The principal of Booker T. Washington High School, Dr. Michael Roberts, cancelled the school’s One School/One Book summer reading program to prevent the student body from reading and discussing Little Brother, a popular young adult novel by Cory Doctorow that addresses questioning authority, thinking critically and surveillance.
The administration had selected and approved Little Brother. The school librarian Betsy Woolley had coordinated with Mary Kate Griffith from the English department to develop an educational supplement to encourage discussion around the theme: Moral Responsibility/Voices of Protest. Student-centric, relevant and interesting summer reading program was ready.
What’s the Problem?
Dr. Roberts cited reviews that emphasized the book’s positive view of questioning authority, lauding “hacker culture”, and discussing sex and sexuality in passing (source: Cory Doctorow’s article in Boing Boing).
Why the principal made the wrong call (for his students)
- Educators should encourage critical thinking and debate, not terminate programs because they generate controversy. The principal educator failed to put his students’ development ahead of his discomfort.
- Most high school students are naturally in conflict with authority. Discussing the topic would have given them perspective and understanding in dealing with authority when in conflict with moral responsibility.
- This was a missed opportunity for a school to let students learn with pleasure because the subject matters to them.
Three reasons why censorship should make you angry
- You deserve to decide what you will learn, especially when your censor’s goals are at odds with your own.
- Schools are designed to teach deference to authority. Terminating this program to minimize exposure to ideas and prevent a discussion is disrespectful to teens, and abuses the position of authority.

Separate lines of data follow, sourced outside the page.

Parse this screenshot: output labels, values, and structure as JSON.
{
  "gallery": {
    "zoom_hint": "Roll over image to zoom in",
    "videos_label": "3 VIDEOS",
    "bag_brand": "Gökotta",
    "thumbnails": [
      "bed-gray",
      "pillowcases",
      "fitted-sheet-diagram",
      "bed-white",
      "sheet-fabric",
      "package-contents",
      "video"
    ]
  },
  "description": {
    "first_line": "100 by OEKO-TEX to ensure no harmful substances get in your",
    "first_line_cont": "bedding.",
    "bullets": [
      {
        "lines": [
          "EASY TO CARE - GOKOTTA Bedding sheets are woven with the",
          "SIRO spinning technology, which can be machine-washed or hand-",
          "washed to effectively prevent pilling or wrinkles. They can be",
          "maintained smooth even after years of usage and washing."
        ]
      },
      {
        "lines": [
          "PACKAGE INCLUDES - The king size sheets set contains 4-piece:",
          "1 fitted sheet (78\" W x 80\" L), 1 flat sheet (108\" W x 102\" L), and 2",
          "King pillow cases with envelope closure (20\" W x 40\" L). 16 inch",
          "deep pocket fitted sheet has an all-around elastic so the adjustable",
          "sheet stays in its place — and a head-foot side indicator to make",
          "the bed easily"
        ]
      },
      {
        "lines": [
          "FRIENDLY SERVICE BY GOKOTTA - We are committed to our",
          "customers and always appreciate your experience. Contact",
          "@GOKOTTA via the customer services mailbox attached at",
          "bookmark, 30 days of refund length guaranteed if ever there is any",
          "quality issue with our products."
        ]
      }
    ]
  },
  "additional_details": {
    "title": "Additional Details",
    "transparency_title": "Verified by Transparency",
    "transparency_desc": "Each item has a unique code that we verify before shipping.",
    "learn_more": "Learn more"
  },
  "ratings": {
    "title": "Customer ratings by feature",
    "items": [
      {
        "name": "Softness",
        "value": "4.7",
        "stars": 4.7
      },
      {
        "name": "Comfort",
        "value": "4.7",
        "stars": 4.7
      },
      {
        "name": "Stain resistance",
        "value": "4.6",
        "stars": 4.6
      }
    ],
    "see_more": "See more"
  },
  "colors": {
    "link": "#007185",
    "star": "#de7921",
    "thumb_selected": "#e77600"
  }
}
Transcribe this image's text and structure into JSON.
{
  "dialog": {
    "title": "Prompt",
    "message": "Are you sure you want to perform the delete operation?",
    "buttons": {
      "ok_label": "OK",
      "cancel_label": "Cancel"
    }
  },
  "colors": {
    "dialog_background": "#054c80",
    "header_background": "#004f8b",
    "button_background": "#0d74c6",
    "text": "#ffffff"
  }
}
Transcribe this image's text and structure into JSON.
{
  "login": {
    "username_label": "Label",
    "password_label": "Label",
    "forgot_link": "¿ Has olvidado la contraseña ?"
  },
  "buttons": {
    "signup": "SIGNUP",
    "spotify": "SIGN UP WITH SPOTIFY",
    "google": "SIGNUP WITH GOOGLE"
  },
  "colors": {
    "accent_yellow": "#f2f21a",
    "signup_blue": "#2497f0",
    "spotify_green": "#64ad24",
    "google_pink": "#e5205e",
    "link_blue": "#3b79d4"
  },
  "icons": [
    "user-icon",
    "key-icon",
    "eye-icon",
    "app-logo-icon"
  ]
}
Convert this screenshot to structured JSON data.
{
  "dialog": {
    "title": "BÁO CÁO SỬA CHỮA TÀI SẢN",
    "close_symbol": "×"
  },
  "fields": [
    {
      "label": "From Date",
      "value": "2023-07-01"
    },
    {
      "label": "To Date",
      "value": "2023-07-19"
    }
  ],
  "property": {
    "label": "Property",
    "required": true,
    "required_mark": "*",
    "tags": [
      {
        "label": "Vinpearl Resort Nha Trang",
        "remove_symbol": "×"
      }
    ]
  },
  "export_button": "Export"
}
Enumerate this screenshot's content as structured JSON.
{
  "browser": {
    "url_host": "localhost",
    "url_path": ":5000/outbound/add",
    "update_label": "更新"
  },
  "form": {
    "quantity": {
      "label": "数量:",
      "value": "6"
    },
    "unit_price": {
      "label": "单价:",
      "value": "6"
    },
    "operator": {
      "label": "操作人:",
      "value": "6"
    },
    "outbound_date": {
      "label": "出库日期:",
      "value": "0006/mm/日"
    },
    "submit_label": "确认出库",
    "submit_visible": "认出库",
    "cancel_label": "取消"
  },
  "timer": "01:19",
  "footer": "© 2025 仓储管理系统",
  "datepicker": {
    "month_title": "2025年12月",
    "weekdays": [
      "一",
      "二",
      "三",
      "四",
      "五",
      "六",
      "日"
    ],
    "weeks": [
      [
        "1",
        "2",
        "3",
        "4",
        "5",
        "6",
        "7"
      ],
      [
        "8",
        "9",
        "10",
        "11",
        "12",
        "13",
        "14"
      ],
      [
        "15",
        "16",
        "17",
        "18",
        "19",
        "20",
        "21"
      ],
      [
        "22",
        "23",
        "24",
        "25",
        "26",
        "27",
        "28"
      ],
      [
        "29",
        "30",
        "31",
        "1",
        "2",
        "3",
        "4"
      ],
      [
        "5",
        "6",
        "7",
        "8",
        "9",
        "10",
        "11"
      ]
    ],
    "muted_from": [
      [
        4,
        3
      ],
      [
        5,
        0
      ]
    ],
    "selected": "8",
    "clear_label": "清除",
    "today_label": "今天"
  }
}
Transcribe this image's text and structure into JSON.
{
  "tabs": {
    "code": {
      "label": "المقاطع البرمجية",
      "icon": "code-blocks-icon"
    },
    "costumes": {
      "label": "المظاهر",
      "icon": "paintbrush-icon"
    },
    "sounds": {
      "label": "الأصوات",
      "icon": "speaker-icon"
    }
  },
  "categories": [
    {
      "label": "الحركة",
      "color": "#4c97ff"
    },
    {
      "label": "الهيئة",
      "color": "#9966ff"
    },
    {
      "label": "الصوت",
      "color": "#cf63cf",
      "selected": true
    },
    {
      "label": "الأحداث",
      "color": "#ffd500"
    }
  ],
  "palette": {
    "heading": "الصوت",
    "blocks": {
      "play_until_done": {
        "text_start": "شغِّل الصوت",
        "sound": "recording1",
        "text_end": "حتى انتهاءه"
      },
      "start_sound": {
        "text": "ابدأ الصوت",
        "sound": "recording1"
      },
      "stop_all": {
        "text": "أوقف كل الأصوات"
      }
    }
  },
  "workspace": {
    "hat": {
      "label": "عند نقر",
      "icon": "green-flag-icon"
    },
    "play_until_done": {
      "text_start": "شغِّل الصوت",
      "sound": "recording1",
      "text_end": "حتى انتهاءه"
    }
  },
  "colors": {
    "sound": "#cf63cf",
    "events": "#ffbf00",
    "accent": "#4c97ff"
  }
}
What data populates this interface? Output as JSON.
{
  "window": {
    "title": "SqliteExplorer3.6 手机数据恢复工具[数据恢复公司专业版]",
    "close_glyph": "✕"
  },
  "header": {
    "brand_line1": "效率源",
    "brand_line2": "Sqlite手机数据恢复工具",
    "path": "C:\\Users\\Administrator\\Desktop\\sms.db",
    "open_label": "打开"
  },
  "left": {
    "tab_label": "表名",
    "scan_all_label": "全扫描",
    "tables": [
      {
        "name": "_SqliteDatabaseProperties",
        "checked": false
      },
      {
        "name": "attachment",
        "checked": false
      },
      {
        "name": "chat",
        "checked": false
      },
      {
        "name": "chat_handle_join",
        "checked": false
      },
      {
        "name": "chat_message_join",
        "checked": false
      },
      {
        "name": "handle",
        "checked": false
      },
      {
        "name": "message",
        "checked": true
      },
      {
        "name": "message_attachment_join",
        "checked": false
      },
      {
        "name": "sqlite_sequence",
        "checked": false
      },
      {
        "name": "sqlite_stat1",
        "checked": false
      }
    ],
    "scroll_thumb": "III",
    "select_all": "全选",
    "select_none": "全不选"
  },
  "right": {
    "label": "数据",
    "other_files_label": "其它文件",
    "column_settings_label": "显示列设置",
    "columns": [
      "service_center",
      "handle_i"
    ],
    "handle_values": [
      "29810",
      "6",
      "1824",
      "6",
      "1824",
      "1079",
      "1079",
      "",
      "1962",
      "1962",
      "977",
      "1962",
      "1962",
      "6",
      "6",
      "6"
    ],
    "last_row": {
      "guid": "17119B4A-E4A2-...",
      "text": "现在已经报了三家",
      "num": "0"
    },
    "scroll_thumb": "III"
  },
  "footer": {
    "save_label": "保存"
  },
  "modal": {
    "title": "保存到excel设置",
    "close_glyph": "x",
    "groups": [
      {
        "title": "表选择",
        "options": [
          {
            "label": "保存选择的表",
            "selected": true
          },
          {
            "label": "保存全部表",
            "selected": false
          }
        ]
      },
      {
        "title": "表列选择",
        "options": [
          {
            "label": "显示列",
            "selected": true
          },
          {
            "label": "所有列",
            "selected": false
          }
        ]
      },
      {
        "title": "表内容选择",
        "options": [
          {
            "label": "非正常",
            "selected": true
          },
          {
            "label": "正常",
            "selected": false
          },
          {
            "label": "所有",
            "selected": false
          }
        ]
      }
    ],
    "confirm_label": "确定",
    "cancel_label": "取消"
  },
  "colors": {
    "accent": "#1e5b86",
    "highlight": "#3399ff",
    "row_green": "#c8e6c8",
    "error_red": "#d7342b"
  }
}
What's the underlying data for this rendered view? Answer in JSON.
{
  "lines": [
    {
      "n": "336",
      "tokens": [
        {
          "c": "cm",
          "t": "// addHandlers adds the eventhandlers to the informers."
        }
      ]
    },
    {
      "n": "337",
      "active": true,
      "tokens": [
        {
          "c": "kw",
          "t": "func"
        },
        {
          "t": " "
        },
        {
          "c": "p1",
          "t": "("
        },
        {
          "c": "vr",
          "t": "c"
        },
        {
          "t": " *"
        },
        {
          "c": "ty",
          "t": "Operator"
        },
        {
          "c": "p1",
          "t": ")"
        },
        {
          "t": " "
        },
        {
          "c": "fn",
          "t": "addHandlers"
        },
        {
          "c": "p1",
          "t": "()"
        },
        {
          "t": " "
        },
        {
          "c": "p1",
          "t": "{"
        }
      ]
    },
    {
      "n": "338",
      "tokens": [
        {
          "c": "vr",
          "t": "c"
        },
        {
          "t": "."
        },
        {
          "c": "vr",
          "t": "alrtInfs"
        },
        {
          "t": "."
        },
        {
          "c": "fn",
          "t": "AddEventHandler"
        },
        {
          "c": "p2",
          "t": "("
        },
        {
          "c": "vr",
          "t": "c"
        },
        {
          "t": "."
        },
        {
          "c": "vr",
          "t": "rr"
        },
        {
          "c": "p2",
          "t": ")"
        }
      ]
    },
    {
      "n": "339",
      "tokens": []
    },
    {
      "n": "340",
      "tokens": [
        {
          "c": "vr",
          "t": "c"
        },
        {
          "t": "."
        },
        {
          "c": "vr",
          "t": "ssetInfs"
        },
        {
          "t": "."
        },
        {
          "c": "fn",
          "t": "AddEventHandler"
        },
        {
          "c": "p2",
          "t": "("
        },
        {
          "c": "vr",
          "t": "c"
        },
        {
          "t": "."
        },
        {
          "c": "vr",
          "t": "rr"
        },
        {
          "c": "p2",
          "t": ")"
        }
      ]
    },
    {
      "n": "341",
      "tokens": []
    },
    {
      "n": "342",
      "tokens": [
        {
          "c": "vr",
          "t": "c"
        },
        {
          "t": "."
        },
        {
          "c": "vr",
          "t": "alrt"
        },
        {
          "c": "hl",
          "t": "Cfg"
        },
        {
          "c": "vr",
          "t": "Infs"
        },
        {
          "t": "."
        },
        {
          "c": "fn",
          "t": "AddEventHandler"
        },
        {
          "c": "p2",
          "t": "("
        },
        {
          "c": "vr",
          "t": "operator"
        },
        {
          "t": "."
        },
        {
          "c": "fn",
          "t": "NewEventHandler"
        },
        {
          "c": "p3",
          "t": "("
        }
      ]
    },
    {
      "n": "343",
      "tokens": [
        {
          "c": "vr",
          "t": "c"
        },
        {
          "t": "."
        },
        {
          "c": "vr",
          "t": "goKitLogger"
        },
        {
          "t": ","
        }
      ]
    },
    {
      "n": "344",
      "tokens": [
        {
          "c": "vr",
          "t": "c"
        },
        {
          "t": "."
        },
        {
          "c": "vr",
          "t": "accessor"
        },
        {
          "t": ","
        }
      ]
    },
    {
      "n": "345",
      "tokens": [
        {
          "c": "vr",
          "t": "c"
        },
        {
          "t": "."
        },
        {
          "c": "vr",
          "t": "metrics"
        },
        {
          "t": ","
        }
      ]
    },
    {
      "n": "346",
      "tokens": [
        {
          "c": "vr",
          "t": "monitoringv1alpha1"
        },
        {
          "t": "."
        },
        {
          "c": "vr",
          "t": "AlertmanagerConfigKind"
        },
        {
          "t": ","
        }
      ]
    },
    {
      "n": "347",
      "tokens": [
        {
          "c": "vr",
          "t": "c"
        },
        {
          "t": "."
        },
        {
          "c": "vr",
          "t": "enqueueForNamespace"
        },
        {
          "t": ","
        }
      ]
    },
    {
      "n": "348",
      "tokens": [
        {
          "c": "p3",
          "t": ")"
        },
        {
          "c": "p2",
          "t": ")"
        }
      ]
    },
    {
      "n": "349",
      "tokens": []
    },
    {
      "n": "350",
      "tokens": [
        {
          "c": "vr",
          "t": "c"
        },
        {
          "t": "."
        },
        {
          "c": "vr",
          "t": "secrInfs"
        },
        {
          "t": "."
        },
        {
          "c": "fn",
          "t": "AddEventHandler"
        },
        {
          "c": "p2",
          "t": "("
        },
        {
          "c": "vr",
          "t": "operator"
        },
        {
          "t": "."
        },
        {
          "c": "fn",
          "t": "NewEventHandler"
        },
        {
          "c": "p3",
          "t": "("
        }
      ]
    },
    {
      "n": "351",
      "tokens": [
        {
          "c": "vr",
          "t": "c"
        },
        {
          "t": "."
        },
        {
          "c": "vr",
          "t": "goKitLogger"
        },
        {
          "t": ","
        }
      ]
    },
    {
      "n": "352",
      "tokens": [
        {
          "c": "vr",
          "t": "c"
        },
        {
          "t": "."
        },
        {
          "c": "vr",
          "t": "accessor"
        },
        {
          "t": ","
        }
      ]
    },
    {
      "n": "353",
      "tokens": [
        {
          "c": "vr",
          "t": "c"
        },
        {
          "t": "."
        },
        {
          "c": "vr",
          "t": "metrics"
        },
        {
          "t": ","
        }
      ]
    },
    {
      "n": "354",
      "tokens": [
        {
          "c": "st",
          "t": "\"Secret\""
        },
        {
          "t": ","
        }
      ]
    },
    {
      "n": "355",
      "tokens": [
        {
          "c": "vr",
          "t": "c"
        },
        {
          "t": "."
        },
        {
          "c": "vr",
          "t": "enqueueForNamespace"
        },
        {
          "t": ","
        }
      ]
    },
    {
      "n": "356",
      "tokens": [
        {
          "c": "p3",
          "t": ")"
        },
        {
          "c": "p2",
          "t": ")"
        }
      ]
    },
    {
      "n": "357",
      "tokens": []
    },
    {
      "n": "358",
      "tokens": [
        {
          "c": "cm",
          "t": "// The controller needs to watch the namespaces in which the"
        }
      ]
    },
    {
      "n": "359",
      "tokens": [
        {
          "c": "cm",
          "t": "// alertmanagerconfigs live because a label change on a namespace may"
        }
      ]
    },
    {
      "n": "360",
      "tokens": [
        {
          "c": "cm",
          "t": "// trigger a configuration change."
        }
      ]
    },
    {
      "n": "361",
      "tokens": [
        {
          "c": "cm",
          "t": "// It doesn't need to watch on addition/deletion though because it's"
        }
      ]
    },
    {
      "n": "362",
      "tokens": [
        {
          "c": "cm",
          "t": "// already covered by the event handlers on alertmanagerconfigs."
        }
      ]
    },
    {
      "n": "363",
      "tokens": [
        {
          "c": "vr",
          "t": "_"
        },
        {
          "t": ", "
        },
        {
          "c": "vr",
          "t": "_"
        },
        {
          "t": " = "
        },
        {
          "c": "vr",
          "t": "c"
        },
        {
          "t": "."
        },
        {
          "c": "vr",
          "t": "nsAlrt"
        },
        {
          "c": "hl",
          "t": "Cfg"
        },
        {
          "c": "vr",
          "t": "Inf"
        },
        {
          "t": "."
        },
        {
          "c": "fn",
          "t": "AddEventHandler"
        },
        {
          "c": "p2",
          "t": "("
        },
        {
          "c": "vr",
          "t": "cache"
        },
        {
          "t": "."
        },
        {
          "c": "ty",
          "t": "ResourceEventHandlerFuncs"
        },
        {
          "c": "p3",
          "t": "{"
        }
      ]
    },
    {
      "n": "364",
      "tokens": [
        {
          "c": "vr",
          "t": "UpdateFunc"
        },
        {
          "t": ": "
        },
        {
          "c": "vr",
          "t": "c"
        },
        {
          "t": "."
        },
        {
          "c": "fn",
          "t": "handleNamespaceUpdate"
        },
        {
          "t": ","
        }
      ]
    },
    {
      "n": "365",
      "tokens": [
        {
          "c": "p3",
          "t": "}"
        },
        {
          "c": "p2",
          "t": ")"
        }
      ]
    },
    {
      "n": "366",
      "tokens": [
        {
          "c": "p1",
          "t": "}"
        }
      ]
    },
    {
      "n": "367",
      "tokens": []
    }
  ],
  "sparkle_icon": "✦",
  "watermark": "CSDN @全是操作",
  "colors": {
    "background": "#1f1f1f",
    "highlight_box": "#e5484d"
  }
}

- Pretending the decision to prevent exposing teens to anti-authority, hacking and sexual content for their own good shows either a disconnect with what teens are already dealing with, or dishonesty.
Cory Doctorow describes why this was a bad idea
What are you going to do about censorship?
The school faculty who worked on the program asked Doctorow for help in resisting this form of censorship. In response, Doctorow’s publisher, Tor, agreed to send 200 copies of the book to the school.
- Perhaps Booker T. Washington’s students could challenge their principal to read Little Brother and join the discussion.
- If you’re looking for a good book to read over the summer, check out Little Brother—you’ll never look at authority the same way again. Then share your perspective with us–or the principal whose email address is on Booker T. Washington’s web site.
- Follow a few sites that support teen empowerment, and work against censorship: HighPrep, Boing Boing and EFF.
We assert that teens thrive when given the opportunity to expand their knowledge, assess how it applies to their lives, then incorporate it into their life design. Please tell us how you feel!